Write out every record exactly as it appears. Skip the pictures.

#### Input data ####

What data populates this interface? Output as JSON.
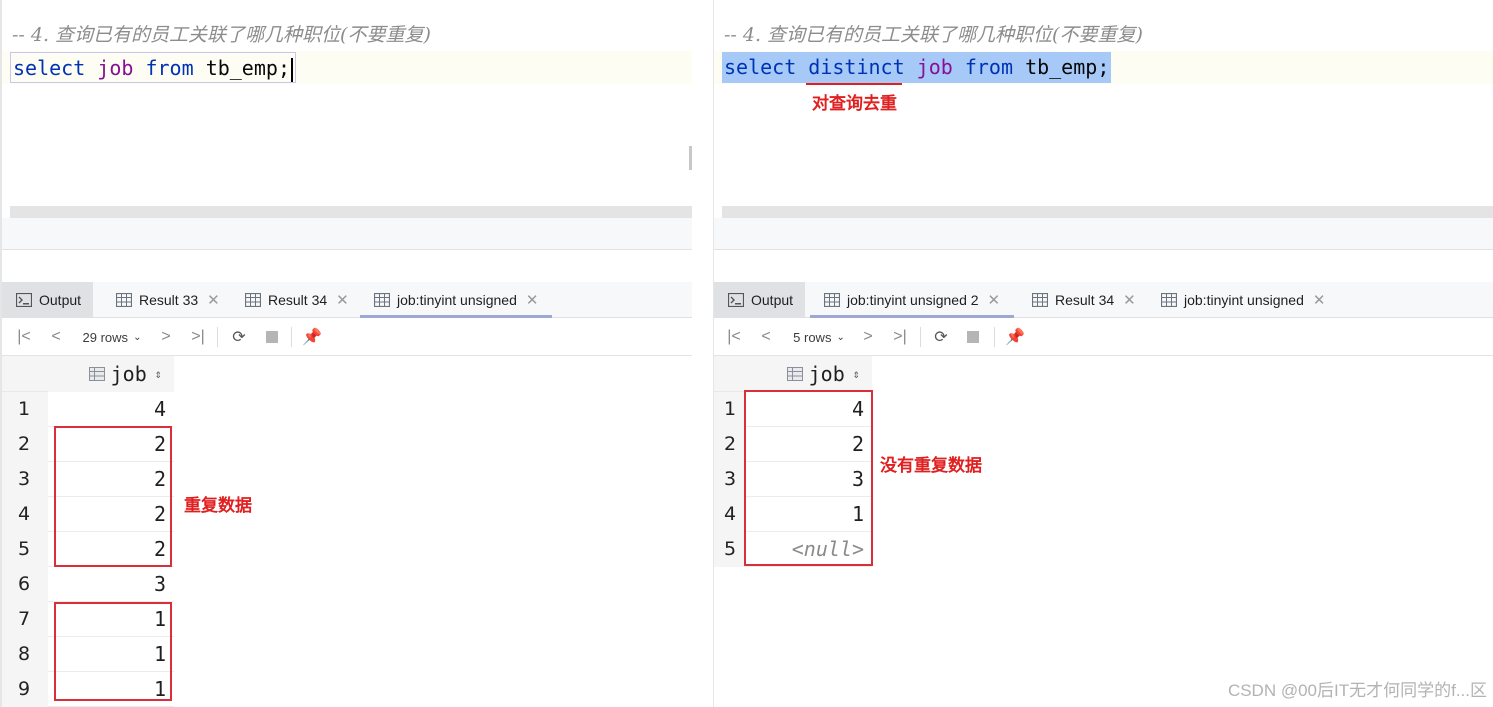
{
  "left": {
    "editor": {
      "comment": "-- 4. 查询已有的员工关联了哪几种职位(不要重复)",
      "code": {
        "kw1": "select",
        "col": "job",
        "kw2": "from",
        "table": "tb_emp",
        "end": ";"
      }
    },
    "tabs": [
      {
        "label": "Output",
        "icon": "output-icon"
      },
      {
        "label": "Result 33",
        "icon": "table-icon"
      },
      {
        "label": "Result 34",
        "icon": "table-icon"
      },
      {
        "label": "job:tinyint unsigned",
        "icon": "table-icon"
      }
    ],
    "toolbar": {
      "rows_label": "29 rows"
    },
    "grid": {
      "column": "job",
      "rows": [
        {
          "n": "1",
          "v": "4"
        },
        {
          "n": "2",
          "v": "2"
        },
        {
          "n": "3",
          "v": "2"
        },
        {
          "n": "4",
          "v": "2"
        },
        {
          "n": "5",
          "v": "2"
        },
        {
          "n": "6",
          "v": "3"
        },
        {
          "n": "7",
          "v": "1"
        },
        {
          "n": "8",
          "v": "1"
        },
        {
          "n": "9",
          "v": "1"
        }
      ]
    },
    "annotation": "重复数据"
  },
  "right": {
    "editor": {
      "comment": "-- 4. 查询已有的员工关联了哪几种职位(不要重复)",
      "code": {
        "kw1": "select",
        "kw_distinct": "distinct",
        "col": "job",
        "kw2": "from",
        "table": "tb_emp",
        "end": ";"
      }
    },
    "annotation_dedupe": "对查询去重",
    "tabs": [
      {
        "label": "Output",
        "icon": "output-icon"
      },
      {
        "label": "job:tinyint unsigned 2",
        "icon": "table-icon"
      },
      {
        "label": "Result 34",
        "icon": "table-icon"
      },
      {
        "label": "job:tinyint unsigned",
        "icon": "table-icon"
      }
    ],
    "toolbar": {
      "rows_label": "5 rows"
    },
    "grid": {
      "column": "job",
      "rows": [
        {
          "n": "1",
          "v": "4"
        },
        {
          "n": "2",
          "v": "2"
        },
        {
          "n": "3",
          "v": "3"
        },
        {
          "n": "4",
          "v": "1"
        },
        {
          "n": "5",
          "v": "<null>"
        }
      ]
    },
    "annotation": "没有重复数据"
  },
  "watermark": "CSDN @00后IT无才何同学的f...区",
  "colors": {
    "annotation": "#e02020",
    "keyword": "#0033b3",
    "column": "#871094",
    "selection": "#a6c9f7"
  }
}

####

Response for this exercise:
What data populates this interface? Output as JSON.
{
  "left": {
    "editor": {
      "comment": "-- 4. 查询已有的员工关联了哪几种职位(不要重复)",
      "code": {
        "kw1": "select",
        "col": "job",
        "kw2": "from",
        "table": "tb_emp",
        "end": ";"
      }
    },
    "tabs": [
      {
        "label": "Output",
        "icon": "output-icon"
      },
      {
        "label": "Result 33",
        "icon": "table-icon"
      },
      {
        "label": "Result 34",
        "icon": "table-icon"
      },
      {
        "label": "job:tinyint unsigned",
        "icon": "table-icon"
      }
    ],
    "toolbar": {
      "rows_label": "29 rows"
    },
    "grid": {
      "column": "job",
      "rows": [
        {
          "n": "1",
          "v": "4"
        },
        {
          "n": "2",
          "v": "2"
        },
        {
          "n": "3",
          "v": "2"
        },
        {
          "n": "4",
          "v": "2"
        },
        {
          "n": "5",
          "v": "2"
        },
        {
          "n": "6",
          "v": "3"
        },
        {
          "n": "7",
          "v": "1"
        },
        {
          "n": "8",
          "v": "1"
        },
        {
          "n": "9",
          "v": "1"
        }
      ]
    },
    "annotation": "重复数据"
  },
  "right": {
    "editor": {
      "comment": "-- 4. 查询已有的员工关联了哪几种职位(不要重复)",
      "code": {
        "kw1": "select",
        "kw_distinct": "distinct",
        "col": "job",
        "kw2": "from",
        "table": "tb_emp",
        "end": ";"
      }
    },
    "annotation_dedupe": "对查询去重",
    "tabs": [
      {
        "label": "Output",
        "icon": "output-icon"
      },
      {
        "label": "job:tinyint unsigned 2",
        "icon": "table-icon"
      },
      {
        "label": "Result 34",
        "icon": "table-icon"
      },
      {
        "label": "job:tinyint unsigned",
        "icon": "table-icon"
      }
    ],
    "toolbar": {
      "rows_label": "5 rows"
    },
    "grid": {
      "column": "job",
      "rows": [
        {
          "n": "1",
          "v": "4"
        },
        {
          "n": "2",
          "v": "2"
        },
        {
          "n": "3",
          "v": "3"
        },
        {
          "n": "4",
          "v": "1"
        },
        {
          "n": "5",
          "v": "<null>"
        }
      ]
    },
    "annotation": "没有重复数据"
  },
  "watermark": "CSDN @00后IT无才何同学的f...区",
  "colors": {
    "annotation": "#e02020",
    "keyword": "#0033b3",
    "column": "#871094",
    "selection": "#a6c9f7"
  }
}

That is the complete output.